The 2.5 cm wide composite film was then wrapped around the circumference of the tube, or at an angle of approximately 90 degrees from the longitudinal axis of the tube, four times centered on the tube with a 2.54 cm wide space between the edges of the wrap. The two circumferentially wrapped composite film sections were centered on the tube and over the hole previously drilled in the tube. The circumferentially wrapped sections of composite film were trimmed along the outside edges to approximately 9.5 mm wide, and the excess composite film wrap was discarded.
The wrapped tube was then passed over a hot box Balloon Development Station #210-A) (Beahm Designs, Inc, Campbell, Calif.), set to 135° C. The length of the composite film wrap was passed over the hot box in approximately 10 seconds.
One end of the hollow stainless steel tube was sealed closed with a stopper and the other was connected to a compressed air line, and the pressure was slowly increased to approximately 0.68 atmospheres.
The center section of the wrapped layers of composite film increased in diameter as the pressure increased. Heated pinchers were preheated to 170° C. and then slid snugly over the circumferentially wrapped sections and slid toward the center and pinched together and held for approximately 10 seconds to create a seal region along the inner diameter of the balloon.
- Example 3
The sealed shaped balloon was then slid off the tube and an inflation tube was inserted into the inner diameter of the balloon and sealed with a soldering iron. This process produced an approximately 12 mm outer diameter donut shaped balloon.
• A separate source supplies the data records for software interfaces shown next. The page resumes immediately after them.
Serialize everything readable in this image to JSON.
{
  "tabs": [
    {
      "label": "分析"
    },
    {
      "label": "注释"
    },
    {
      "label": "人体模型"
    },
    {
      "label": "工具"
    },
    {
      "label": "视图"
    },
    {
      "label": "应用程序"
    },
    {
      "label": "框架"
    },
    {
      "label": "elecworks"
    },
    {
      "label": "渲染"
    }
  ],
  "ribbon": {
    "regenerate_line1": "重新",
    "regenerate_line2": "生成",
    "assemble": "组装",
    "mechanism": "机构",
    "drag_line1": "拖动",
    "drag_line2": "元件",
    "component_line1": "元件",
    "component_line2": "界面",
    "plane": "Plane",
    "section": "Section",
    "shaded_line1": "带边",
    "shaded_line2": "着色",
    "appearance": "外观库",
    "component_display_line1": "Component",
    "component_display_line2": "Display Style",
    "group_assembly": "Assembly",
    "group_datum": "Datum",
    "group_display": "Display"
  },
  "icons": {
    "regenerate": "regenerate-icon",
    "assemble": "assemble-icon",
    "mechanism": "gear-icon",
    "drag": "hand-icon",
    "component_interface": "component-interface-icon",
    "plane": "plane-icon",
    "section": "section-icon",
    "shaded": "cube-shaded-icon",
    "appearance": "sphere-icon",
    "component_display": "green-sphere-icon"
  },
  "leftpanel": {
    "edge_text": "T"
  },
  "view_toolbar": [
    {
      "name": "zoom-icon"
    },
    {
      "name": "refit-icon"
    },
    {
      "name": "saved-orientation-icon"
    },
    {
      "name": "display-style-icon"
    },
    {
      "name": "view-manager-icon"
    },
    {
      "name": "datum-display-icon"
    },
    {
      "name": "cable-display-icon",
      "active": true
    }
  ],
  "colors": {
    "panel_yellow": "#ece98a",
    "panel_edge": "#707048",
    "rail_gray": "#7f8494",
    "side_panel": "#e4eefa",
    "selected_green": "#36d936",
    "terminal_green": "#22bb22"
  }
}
Tensile Break Load Measurements and Matrix Tensile Strength Calculations Tensile break load was measured using an INSTRON 1122 tensile test machine equipped with flat-faced grips and a 0.445 kN load cell. The gauge length was 5.08 cm and the cross-head speed was 50.8 cm/min. The sample dimensions were 2.54 cm by 15.24 cm. For longitudinal MTS measurements, the larger dimension of the sample was oriented in the machine, also known as the down web direction. For the transverse MTS measurements, the larger dimension of the sample was oriented perpendicular to the machine direction, also known as the cross web direction. Each sample was weighed using a Mettler Toledo Scale Model AG204, then the thickness of the samples was taken using the Kafer FZ1000/30 thickness gauge. The samples were then tested individually on the tensile tester. Three different sections of each sample were measured. The average of the three maximum load (i.e., the peak force) measurements was used. The longitudinal and transverse MTS were calculated using the following equation:
MTS=(maximum load/cross-section area)*(bulk density of PTFE)/density of the porous membrane),
wherein the bulk density of PTFE is taken to be 2.2 g/cc.